I think all four of the forementioned areas ought to be studied in tandem. I will not explain what I mean by this, except to say that the religio-politcal question as it relates to the entire human community, cross- and trans-culturally, will occupy center stage over the next few decades if not centuries, likely yielding results that we cannot now even begin to imagine. Sadly, it also seems to me that liberals and conservatives both are incredibly ignorant and regressive on the role and significance of this religious issue with regard to politics--both groups largely still stuck in their myopic mytho-ethical dogmas of days gone by. The liberals may have a slight lead here, but I have met few progressives or conservatives who even know what Natural Law, Analytical Psychology, Archetypalism and spiritual neuroscience mean.
In my opinion, I and an increasing number of independents and libertarians represent a kind of hybrid: neo-progressive conservative, or neo-conservative progressive, yet being neither, but an amalgam of both and then some beyond both groups. This position is really beyond stereotyping, but most liberals and conservatives in these days of stark political warfare cannot or will not comprehend such a slippery fish, and will feel that they have no choice but to lump independents in with the group that most resembles their vile "enemy". It seems increasingly that both republicans and democrats require vitriol in their emotional engines in order to fuel their drive to ideological conquest of the "Other". Each must vilify their archnemesis Sarah Palin or Nancy Pelosi, G.W. Bush or B. H. Obama.Both groups live in their tiny ideological ghetto of fundamentalist security.

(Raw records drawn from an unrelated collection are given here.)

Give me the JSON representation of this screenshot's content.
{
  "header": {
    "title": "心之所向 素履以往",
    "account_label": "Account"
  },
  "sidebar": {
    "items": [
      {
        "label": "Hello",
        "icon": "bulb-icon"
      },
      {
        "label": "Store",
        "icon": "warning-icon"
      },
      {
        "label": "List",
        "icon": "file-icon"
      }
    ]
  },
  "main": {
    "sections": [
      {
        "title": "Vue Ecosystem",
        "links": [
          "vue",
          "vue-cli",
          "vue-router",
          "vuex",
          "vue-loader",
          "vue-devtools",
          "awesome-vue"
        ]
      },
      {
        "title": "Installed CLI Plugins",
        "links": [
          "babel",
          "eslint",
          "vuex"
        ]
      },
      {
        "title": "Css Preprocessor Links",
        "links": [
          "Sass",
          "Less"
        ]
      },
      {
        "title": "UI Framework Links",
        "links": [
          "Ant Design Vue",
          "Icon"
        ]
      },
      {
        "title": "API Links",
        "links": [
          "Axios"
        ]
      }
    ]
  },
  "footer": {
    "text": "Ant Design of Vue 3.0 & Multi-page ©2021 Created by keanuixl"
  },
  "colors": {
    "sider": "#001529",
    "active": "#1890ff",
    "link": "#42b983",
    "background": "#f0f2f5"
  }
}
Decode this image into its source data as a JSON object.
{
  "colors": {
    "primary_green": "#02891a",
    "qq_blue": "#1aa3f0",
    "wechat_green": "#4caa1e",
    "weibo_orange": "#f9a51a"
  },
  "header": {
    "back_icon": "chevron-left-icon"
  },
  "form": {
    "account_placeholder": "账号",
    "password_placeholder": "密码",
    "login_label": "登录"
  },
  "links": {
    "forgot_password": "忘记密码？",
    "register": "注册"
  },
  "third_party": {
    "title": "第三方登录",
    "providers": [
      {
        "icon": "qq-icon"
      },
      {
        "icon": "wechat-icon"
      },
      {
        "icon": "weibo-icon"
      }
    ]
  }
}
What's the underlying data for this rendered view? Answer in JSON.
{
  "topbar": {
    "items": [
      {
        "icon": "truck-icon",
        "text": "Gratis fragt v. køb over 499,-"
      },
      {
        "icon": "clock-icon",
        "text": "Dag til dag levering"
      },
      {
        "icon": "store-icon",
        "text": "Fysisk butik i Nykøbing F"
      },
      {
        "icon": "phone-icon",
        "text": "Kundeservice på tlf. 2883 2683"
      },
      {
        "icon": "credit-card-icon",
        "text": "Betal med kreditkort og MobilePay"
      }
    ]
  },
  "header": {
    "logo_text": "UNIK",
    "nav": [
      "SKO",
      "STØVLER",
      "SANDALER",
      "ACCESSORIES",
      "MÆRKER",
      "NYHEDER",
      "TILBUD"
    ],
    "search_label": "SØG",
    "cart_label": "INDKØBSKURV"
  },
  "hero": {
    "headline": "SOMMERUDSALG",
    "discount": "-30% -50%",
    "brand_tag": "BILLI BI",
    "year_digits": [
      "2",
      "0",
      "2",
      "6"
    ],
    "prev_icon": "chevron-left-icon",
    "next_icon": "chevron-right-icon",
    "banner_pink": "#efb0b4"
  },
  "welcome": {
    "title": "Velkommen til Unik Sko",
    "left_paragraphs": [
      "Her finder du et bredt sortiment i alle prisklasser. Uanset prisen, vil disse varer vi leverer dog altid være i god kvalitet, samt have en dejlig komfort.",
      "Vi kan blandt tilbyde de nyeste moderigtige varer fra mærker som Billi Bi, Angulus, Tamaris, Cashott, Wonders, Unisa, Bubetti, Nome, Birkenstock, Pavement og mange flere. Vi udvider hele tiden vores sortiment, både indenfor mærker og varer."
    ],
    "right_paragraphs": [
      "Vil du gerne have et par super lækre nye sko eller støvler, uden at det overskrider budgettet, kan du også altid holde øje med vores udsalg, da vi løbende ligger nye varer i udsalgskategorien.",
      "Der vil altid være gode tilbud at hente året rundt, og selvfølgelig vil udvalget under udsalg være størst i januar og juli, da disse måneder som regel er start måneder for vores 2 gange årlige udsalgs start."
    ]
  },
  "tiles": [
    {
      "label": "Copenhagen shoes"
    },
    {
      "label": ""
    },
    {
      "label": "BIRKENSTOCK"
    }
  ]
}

It has become a cultural cliché--but as with most good cliches, apparently unheeded--that what we need is genuine dialogue between political parties--not some new age broadmindedness without substantive content, nor a polite veneer that keeps us from really knowing what the "other" is saying--but an authentic, honest conversation which explicates deeply held convictions and the reasons for those positions. I want to know what you REALLY believe and why. That is more important to me than you sparing my feelings or injuring my self esteem. I may indeed go away wounded, offended or upset--but past experience has taught me that those experiences that disintegrate my old world in order to construct the new one are most beneficial in the long haul. I am not advocating cheap shots, ad hominem arguments or mean spirited debate--but honest, passionate exchanges salted with respect and interest toward the "other". From such interactions will come understanding and the sacred third position that neither person in the debate is capable of discovering without the "other".